At the beginning of the Great Vigil of Easter, the Celebrant addresses the congregation with the following words: “Dear friends in Christ: On this most holy night, in which our Lord Jesus passed over from death to life, the Church invites her members, dispersed throughout the world, to gather in vigil and prayer”. Embedded in this invitation is a paradox: an acknowledgment that even as we gather to celebrate the Paschal feast, we are separated from other members of Christ’s body. In fact, the language of this invitation implies that being scattered is the Church’s endemic condition, and that the moments of gathering are, at most, fleeting.
The experience of being scattered is central to our faith. The formative experience of the Jewish people was the exile: the time when God’s people were taken from Jerusalem and separated from one another. While it was a period of lamentation, the exile was also a time of deep reflection and astonishing creativity. Most of the Torah was written down during the exile. Almost all the prophetic writings refer to the exile in one way or another. Indeed, one could argue that, without the exile, the Judeo-Christian tradition would not have come into being.

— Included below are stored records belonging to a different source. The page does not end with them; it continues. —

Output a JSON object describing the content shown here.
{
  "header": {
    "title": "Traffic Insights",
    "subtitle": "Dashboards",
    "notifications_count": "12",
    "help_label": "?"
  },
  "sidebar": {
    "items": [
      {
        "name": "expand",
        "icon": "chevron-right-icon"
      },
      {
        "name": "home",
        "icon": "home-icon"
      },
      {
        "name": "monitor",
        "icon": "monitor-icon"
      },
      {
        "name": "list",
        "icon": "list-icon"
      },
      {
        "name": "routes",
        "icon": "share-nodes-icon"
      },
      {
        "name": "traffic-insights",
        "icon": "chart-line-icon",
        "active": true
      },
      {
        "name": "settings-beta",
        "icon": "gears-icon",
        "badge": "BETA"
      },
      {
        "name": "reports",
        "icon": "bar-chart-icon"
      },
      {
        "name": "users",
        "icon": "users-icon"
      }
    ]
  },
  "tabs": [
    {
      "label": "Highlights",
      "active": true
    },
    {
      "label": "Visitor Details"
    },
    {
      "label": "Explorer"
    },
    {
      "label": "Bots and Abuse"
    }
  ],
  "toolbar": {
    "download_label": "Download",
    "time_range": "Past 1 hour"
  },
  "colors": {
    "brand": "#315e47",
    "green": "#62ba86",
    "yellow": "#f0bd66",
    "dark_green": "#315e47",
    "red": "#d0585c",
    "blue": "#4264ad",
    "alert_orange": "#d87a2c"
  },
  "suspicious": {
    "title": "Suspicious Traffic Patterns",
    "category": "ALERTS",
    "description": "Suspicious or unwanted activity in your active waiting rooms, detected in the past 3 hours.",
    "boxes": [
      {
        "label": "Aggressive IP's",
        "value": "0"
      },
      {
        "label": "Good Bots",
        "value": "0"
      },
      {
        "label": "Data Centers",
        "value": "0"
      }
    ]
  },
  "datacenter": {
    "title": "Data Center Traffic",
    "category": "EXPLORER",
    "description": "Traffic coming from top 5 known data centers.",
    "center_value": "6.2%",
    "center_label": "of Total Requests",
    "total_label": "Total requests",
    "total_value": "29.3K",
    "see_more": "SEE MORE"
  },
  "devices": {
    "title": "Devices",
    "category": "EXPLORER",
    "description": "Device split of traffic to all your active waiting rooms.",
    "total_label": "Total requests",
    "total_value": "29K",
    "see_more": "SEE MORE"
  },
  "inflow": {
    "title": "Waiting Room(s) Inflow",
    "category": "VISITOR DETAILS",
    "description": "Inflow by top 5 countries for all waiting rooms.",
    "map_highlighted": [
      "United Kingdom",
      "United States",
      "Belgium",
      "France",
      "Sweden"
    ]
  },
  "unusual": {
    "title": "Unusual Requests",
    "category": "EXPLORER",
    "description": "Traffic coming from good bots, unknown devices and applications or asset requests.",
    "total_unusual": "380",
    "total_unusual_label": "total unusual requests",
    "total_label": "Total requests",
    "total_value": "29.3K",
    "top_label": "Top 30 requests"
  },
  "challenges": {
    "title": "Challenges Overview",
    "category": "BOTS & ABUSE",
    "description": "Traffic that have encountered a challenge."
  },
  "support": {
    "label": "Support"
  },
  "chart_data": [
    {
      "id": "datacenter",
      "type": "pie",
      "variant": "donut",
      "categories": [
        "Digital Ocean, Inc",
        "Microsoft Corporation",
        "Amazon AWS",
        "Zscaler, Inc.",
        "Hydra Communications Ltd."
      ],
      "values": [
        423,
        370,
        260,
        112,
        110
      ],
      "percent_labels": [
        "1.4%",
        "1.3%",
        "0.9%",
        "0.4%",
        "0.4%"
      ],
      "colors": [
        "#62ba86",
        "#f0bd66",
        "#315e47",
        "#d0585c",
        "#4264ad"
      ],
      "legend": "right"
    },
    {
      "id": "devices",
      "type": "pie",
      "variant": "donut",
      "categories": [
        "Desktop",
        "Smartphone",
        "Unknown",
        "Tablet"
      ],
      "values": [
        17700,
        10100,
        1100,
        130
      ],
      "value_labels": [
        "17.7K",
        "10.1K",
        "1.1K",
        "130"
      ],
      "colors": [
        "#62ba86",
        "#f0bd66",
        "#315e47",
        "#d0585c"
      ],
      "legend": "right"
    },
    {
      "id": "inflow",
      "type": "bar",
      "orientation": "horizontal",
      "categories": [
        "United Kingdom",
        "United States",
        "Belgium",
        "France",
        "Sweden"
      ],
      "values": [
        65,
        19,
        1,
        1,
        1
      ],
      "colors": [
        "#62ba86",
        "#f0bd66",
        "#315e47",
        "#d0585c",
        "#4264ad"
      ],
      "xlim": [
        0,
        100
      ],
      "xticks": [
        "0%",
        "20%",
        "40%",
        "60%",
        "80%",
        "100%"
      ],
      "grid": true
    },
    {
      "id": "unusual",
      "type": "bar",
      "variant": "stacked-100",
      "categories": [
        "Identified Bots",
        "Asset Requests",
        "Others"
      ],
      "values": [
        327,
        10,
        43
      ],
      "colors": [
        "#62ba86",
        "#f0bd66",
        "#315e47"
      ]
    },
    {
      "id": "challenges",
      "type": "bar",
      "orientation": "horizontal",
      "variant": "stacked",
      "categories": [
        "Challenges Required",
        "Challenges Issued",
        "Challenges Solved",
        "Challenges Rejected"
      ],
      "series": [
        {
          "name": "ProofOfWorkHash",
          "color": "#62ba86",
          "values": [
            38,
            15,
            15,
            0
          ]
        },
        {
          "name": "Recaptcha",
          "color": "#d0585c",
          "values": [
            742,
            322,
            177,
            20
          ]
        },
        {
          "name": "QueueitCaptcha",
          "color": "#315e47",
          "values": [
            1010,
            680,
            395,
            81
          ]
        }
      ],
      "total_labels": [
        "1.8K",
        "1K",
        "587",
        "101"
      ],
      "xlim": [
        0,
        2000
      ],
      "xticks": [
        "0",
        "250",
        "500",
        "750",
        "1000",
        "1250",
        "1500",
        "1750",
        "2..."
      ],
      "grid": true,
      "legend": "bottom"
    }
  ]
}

The theme of exile permeates the New Testament as well. The writer of 1 Peter, for instance, addresses his letter to “the exiles in the dispersion”. The Church, in other words, is meant to find meaning in the experience of being scattered.
Over the past year, we have been prevented from gathering as a community of faith: separated from one another in ways that most of us have never experienced. On the whole, our response as a community has been to create opportunities to gather safely (or at least to create a passable facsimile of gathering). I wonder, however, whether we have spent sufficient time reflecting on what it has meant to be scattered. In our efforts to reclaim our identity as the gathered Church, have we neglected our call to be the scattered Church?
The reason it is important for us to reflect on what it means to be the scattered Church is because it helps us make sense of our mortal nature. Central to the human experience is the fact that we will be separated from those we love through death. We will lose people with whom we have unfinished business, people whom we haven’t forgiven, people with whom we simply didn’t spend enough time. Our faith, however, promises that these losses can be redeemed, that even death cannot interrupt God’s work of reconciliation. The resurrection of Jesus Christ is a pledge that, in the end, there is nothing that can separate us from God’s love or from those whom we have lost.
This Holy Week and Easter, we have been able to gather in ways that we could not last year, and for that I give thanks to God. My prayer, however, is that we do not lose a sense of what it means to be the scattered Church: urgently and persistently trusting in the God who raises the dead and redeems every separation.